Mahomes described his son’s success as surreal.
“It made me beam inside. I always knew he would have an opportunity to play professional sports,” Mahomes said. “He made it a goal to be in the NFL. It makes it all better to see your child achieve their dreams.”
Playing professional sports is also a tradition that runs through the blood of the Griffey family.
Griffey Sr., a three-time all-star and Cincinnati Reds Hall of Famer, and son Griffey Jr. were the first father-son duo to play on the same MLB team at the same time. The Griffey’s impact became even more historic as the two hit back-to-back home runs with the Seattle Mariners, competing against the California Angels, in 1990, according to the National Baseball Hall of Fame.
Mahomes, who was drafted into MLB at age 20, said the Hank Aaron Invitational is one of his most favorite events of the year, and that he plans to coach again next summer.

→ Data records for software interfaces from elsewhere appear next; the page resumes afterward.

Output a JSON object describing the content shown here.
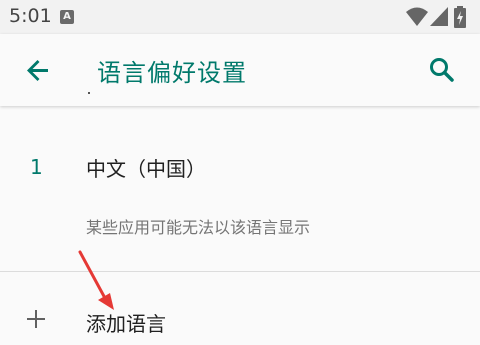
{
  "status_bar": {
    "time": "5:01",
    "notification_icon": "A"
  },
  "toolbar": {
    "title": "语言偏好设置",
    "back_icon": "arrow-back-icon",
    "search_icon": "search-icon"
  },
  "languages": [
    {
      "index": "1",
      "name": "中文（中国）",
      "warning": "某些应用可能无法以该语言显示"
    }
  ],
  "add_language": {
    "label": "添加语言",
    "icon": "plus-icon"
  },
  "colors": {
    "accent": "#00796b",
    "annotation": "#e53935"
  }
}
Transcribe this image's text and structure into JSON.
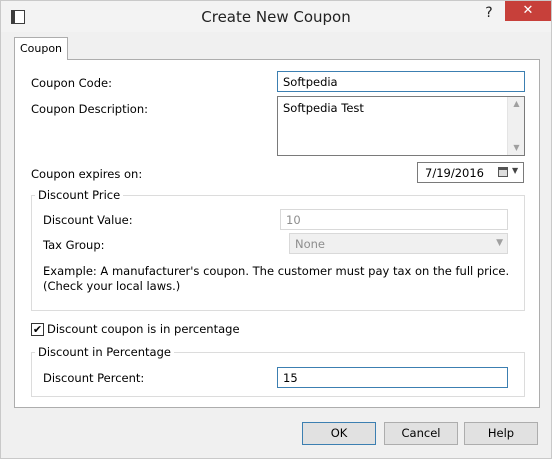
{
  "window": {
    "title": "Create New Coupon",
    "help_glyph": "?",
    "close_glyph": "✕"
  },
  "tabs": [
    {
      "label": "Coupon"
    }
  ],
  "form": {
    "coupon_code_label": "Coupon Code:",
    "coupon_code_value": "Softpedia",
    "coupon_description_label": "Coupon Description:",
    "coupon_description_value": "Softpedia Test",
    "expires_label": "Coupon expires on:",
    "expires_value": "7/19/2016",
    "discount_price": {
      "group_label": "Discount Price",
      "value_label": "Discount Value:",
      "value": "10",
      "tax_group_label": "Tax Group:",
      "tax_group_value": "None",
      "example_text": "Example: A manufacturer's coupon.  The customer must pay tax on the full price.  (Check your local laws.)"
    },
    "percentage_checkbox_label": "Discount coupon is in percentage",
    "percentage_checked": true,
    "discount_percentage": {
      "group_label": "Discount in Percentage",
      "percent_label": "Discount Percent:",
      "percent_value": "15"
    }
  },
  "buttons": {
    "ok": "OK",
    "cancel": "Cancel",
    "help": "Help"
  },
  "icons": [
    "app-icon",
    "help-icon",
    "close-icon",
    "calendar-icon",
    "chevron-down-icon",
    "checkmark-icon"
  ]
}
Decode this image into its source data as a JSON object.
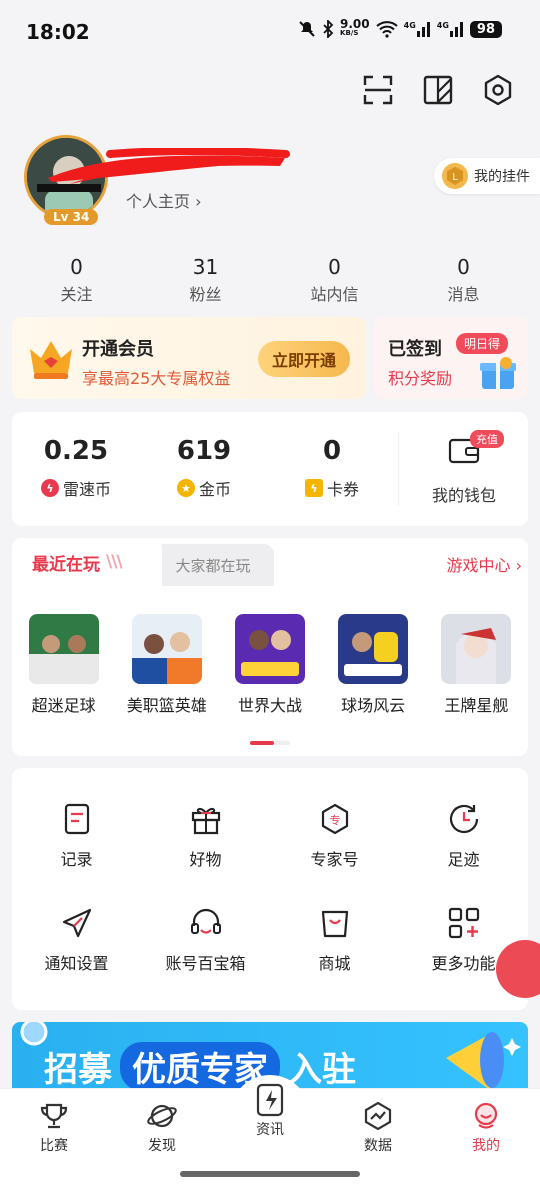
{
  "status_bar": {
    "time": "18:02",
    "net_speed": "9.00",
    "net_unit": "KB/S",
    "sig1": "4G",
    "sig2": "4G",
    "battery": "98"
  },
  "profile": {
    "level": "Lv 34",
    "home_link": "个人主页 ›",
    "pendant_label": "我的挂件"
  },
  "stats": [
    {
      "count": "0",
      "label": "关注"
    },
    {
      "count": "31",
      "label": "粉丝"
    },
    {
      "count": "0",
      "label": "站内信"
    },
    {
      "count": "0",
      "label": "消息"
    }
  ],
  "vip": {
    "title": "开通会员",
    "subtitle": "享最高25大专属权益",
    "button": "立即开通"
  },
  "signin": {
    "title": "已签到",
    "badge": "明日得",
    "subtitle": "积分奖励"
  },
  "wallet": {
    "items": [
      {
        "value": "0.25",
        "label": "雷速币"
      },
      {
        "value": "619",
        "label": "金币"
      },
      {
        "value": "0",
        "label": "卡券"
      }
    ],
    "wallet_label": "我的钱包",
    "recharge_badge": "充值"
  },
  "games": {
    "tab_recent": "最近在玩",
    "tab_others": "大家都在玩",
    "center_link": "游戏中心 ›",
    "list": [
      {
        "name": "超迷足球"
      },
      {
        "name": "美职篮英雄"
      },
      {
        "name": "世界大战"
      },
      {
        "name": "球场风云"
      },
      {
        "name": "王牌星舰"
      }
    ]
  },
  "functions": [
    {
      "label": "记录"
    },
    {
      "label": "好物"
    },
    {
      "label": "专家号"
    },
    {
      "label": "足迹"
    },
    {
      "label": "通知设置"
    },
    {
      "label": "账号百宝箱"
    },
    {
      "label": "商城"
    },
    {
      "label": "更多功能"
    }
  ],
  "banner": {
    "text1": "招募",
    "text2": "优质专家",
    "text3": "入驻"
  },
  "tabbar": [
    {
      "label": "比赛"
    },
    {
      "label": "发现"
    },
    {
      "label": "资讯"
    },
    {
      "label": "数据"
    },
    {
      "label": "我的"
    }
  ],
  "colors": {
    "accent": "#e83a4c",
    "gold": "#e6a23c"
  }
}
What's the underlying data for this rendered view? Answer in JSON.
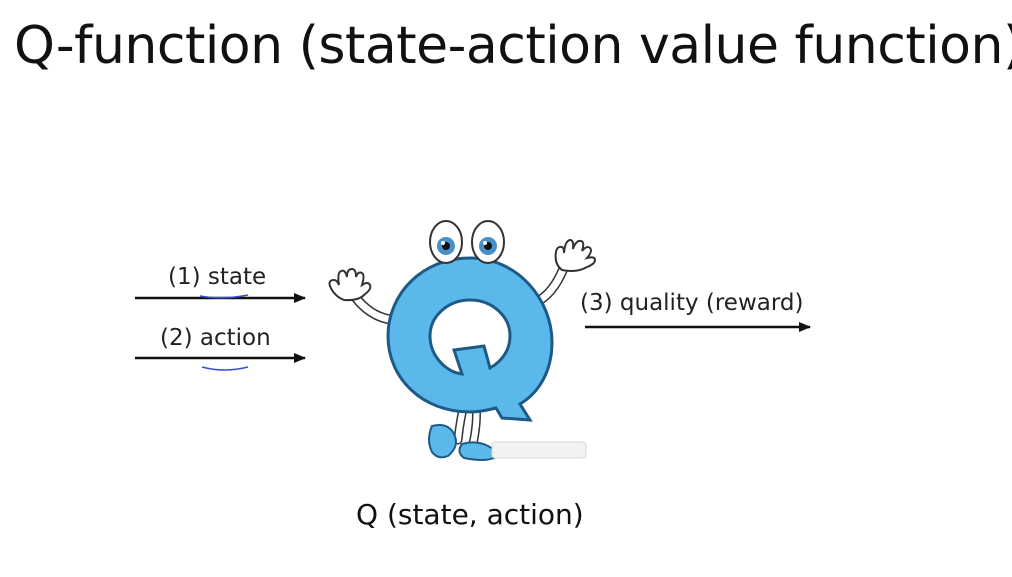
{
  "title": "Q-function (state-action value function)",
  "inputs": [
    {
      "label": "(1) state"
    },
    {
      "label": "(2) action"
    }
  ],
  "output": {
    "label": "(3) quality (reward)"
  },
  "caption": "Q (state, action)",
  "character": {
    "letter": "Q",
    "color": "#5bb8ea"
  }
}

Mahomes said it’s important to mentor the youth early to help them make their dreams become a reality.
“Go back and teach the kids at an early age so they don’t make the same mistakes we did,” Mahomes said.
Photos by Joshua Kodis